**DATA FOR REVIEW**
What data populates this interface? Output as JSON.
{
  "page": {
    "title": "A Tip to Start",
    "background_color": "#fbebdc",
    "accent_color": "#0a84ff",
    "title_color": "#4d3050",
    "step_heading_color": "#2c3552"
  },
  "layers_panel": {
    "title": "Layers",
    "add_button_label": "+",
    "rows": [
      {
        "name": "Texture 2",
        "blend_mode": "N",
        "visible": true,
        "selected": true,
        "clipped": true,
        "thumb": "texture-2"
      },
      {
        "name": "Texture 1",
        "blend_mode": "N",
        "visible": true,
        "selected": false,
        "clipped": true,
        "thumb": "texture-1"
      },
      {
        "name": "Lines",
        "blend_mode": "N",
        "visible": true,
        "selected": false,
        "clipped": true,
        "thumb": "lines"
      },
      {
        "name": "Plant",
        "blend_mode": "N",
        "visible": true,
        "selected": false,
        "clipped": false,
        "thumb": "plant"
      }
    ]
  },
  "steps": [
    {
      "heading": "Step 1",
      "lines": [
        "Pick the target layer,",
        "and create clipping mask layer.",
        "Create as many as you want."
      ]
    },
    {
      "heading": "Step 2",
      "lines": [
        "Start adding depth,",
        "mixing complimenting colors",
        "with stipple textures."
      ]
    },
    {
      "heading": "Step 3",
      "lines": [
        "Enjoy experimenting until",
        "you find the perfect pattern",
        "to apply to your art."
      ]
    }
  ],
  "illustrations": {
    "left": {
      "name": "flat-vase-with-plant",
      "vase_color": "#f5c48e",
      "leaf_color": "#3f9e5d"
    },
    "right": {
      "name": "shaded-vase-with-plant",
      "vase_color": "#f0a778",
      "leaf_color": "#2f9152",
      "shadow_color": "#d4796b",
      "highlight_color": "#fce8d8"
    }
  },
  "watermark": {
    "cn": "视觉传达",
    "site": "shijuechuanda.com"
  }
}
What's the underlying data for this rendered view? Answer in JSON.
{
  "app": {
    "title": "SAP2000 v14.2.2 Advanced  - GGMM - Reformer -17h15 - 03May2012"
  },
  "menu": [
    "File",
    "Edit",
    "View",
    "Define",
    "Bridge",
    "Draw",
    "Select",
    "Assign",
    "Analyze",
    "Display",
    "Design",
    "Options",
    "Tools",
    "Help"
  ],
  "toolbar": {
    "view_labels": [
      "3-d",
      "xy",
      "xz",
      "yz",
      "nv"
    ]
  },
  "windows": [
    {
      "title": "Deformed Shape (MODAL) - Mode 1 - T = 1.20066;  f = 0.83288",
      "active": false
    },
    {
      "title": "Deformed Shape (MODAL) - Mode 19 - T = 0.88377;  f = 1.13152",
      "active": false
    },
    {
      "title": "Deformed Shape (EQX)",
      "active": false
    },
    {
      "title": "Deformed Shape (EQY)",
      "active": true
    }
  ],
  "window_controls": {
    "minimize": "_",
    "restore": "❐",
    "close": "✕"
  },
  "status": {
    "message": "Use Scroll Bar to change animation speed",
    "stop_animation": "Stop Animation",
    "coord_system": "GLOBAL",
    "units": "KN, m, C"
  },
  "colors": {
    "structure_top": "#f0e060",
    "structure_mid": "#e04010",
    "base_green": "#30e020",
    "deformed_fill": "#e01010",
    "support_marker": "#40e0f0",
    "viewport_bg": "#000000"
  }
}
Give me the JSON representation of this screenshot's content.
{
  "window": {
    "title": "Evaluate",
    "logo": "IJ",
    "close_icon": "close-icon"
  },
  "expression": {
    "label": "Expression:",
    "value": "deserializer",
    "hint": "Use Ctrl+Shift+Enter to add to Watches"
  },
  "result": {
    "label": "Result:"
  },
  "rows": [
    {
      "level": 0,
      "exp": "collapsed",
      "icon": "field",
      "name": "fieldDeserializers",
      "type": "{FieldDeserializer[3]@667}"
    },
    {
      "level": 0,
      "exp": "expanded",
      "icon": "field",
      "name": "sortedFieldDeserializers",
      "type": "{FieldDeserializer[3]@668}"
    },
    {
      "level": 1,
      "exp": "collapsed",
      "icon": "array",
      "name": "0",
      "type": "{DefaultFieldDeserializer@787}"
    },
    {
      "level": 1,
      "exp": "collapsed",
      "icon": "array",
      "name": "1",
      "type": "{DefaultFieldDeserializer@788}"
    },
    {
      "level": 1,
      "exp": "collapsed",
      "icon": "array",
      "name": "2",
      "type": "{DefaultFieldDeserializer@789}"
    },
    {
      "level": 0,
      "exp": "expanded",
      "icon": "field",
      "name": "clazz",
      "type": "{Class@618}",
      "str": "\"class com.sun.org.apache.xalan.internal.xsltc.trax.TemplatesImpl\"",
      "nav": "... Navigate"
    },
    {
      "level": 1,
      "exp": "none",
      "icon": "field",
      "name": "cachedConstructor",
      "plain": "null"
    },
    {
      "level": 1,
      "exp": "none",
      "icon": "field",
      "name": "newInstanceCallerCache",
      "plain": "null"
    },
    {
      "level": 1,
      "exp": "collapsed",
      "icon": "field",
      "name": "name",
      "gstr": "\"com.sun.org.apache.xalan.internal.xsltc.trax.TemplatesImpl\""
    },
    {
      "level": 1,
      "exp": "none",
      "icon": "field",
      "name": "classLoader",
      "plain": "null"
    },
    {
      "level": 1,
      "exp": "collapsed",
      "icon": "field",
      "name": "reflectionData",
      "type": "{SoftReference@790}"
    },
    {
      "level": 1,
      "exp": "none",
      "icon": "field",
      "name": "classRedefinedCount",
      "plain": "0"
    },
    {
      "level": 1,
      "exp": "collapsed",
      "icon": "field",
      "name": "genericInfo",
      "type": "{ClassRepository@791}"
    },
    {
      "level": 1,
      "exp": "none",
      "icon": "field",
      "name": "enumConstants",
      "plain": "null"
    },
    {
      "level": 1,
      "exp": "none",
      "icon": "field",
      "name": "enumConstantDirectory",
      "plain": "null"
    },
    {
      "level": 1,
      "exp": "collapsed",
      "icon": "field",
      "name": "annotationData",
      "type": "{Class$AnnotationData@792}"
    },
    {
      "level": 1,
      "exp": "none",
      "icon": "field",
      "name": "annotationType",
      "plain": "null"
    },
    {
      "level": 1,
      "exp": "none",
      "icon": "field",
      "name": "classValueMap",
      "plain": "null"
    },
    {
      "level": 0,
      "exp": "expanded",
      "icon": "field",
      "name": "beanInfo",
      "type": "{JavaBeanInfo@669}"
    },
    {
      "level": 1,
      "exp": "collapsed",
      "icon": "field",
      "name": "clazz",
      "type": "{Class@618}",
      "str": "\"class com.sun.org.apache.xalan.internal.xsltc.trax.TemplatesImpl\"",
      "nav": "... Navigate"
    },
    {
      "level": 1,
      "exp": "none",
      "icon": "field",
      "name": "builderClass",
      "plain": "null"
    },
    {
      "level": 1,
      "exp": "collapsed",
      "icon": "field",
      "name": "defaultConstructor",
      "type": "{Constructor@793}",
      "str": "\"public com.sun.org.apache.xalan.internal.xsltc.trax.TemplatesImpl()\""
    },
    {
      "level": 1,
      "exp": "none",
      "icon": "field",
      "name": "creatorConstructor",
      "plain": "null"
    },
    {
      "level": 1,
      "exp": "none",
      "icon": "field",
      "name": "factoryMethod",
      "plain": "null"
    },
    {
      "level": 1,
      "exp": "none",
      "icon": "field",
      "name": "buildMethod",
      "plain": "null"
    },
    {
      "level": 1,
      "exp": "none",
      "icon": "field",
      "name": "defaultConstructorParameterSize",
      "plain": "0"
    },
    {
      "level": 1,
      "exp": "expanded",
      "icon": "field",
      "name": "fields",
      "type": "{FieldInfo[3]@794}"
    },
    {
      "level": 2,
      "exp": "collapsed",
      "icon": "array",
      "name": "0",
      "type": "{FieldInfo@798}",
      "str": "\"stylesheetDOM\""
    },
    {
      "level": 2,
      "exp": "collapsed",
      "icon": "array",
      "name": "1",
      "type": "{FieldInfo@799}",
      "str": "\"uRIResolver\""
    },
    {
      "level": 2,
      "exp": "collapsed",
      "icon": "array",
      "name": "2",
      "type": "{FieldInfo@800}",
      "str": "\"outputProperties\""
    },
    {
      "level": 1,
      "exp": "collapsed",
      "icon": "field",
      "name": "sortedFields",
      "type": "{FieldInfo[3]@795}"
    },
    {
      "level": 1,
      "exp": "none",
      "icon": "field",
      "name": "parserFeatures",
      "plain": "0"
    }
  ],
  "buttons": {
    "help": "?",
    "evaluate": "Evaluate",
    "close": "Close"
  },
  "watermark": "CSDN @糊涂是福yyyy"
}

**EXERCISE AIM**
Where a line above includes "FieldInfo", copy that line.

**WRITTEN ANSWER**
      "type": "{FieldInfo[3]@794}"
      "type": "{FieldInfo@798}",
      "type": "{FieldInfo@799}",
      "type": "{FieldInfo@800}",
      "type": "{FieldInfo[3]@795}"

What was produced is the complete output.